Given Remake only adapts a slice of the original, the playable characters are scaled back to a mere four: Cloud, fighter Tifa, gun-armed Barret, and flower seller-turned-healing mage Aerith – updating the old spelling of “Aeris”. Each has their own specialisations in combat, and you can switch between them at any point, allowing you to juggle battles as you switch between up-close attacks from Cloud and Tifa or ranged moves from Barret and Aerith. Despite the truncated line-up – expect the remaining five playable characters to debut as the later Remake chapters arrive – there’s plenty of customisation to be found. Weapons unlock new, unique moves, and can be boosted in power, while Materia orbs provide an array of magic, skills, and powerful summons to use in battle.

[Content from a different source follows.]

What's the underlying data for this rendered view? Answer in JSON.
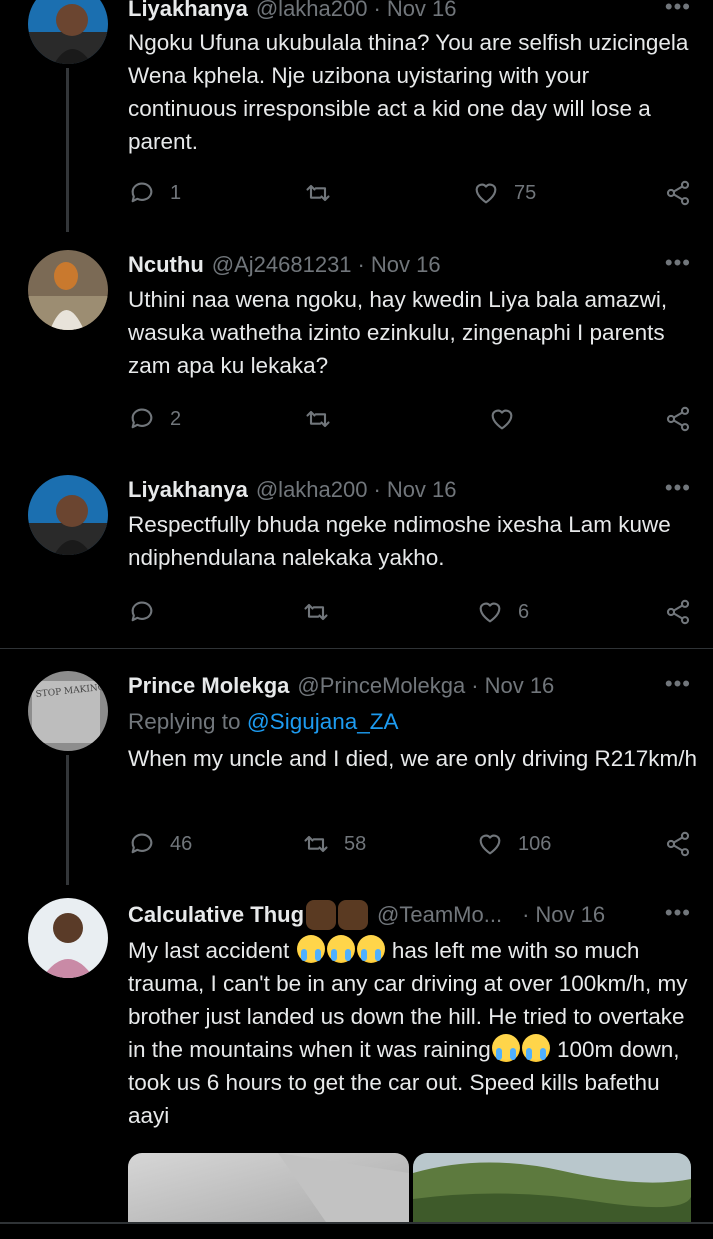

The new battle system isn’t perfect though. Tapping away at square can lock you into a combo, which is impossible to break to dodge or guard. Combine that with certain enemies with debilitating attacks, and you can be left with no escape from damaging attacks. Normally this isn’t too bad, as you can switch to other party members, but on occasion when the plot has you with only one character, it’s immensely frustrating. Targeting could also use some improvements – locking on to enemies is all well and good, but when the camera doesn’t strictly follow your target, it irritates.
Despite the focus on the Midgar section, Remake still proves itself a sprawling epic. Familiar locations are recreated in rich detail, while new areas of Midgar are visited for the first time, often as the story dramatically expands on the background of supporting characters, fleshing out the world and its inhabitants in the process. It’s not open-world though – in fact, Remake is relatively linear, even keeping players from exploring certain areas before it wants you to for much of the game. There are still countless secrets to uncover though, whether tucked away down alleys or unlocked by completing challenges. There’s still plenty of the old FF7‘s delightful weirdness too: boss battles against possessed houses, strange mini games, and the infamous cross-dressing sub-quest – now with a more sensitive and positive spin on it. Despite the spit and polish, it still feels like Final Fantasy VII.
What a spit and polish, too – Remake is one of the most breathtakingly realised and staggeringly beautiful games in years. From character models that could just about pass for live action at times, to environments that look almost real, it is an absolute joy to behold. Even the slums that make up much of the early sections of the game are a sight to behold, filled with living detail. Fully voiced characters, down to background figures chattering away in the streets, further bring the world to life – simply wandering around is a treat for the sense.
Sometimes, risks pay off – and despite the gamble that Remake could have sullied the memory of Final Fantasy VII, it has instead enhanced it for those with nostalgic fondness, while proving a spectacular introduction to this mythic world for newcomers. A caveat though: Final Fantasy VII Remake was first announced at E3 2015. It has taken nearly five years to release, and is only the first of an unknown number of games that will re-tell the story in full. Enjoy this instalment for the self-contained near-masterpiece that it is – but don’t expect to see the end of the story in this reimagined form for a long while yet.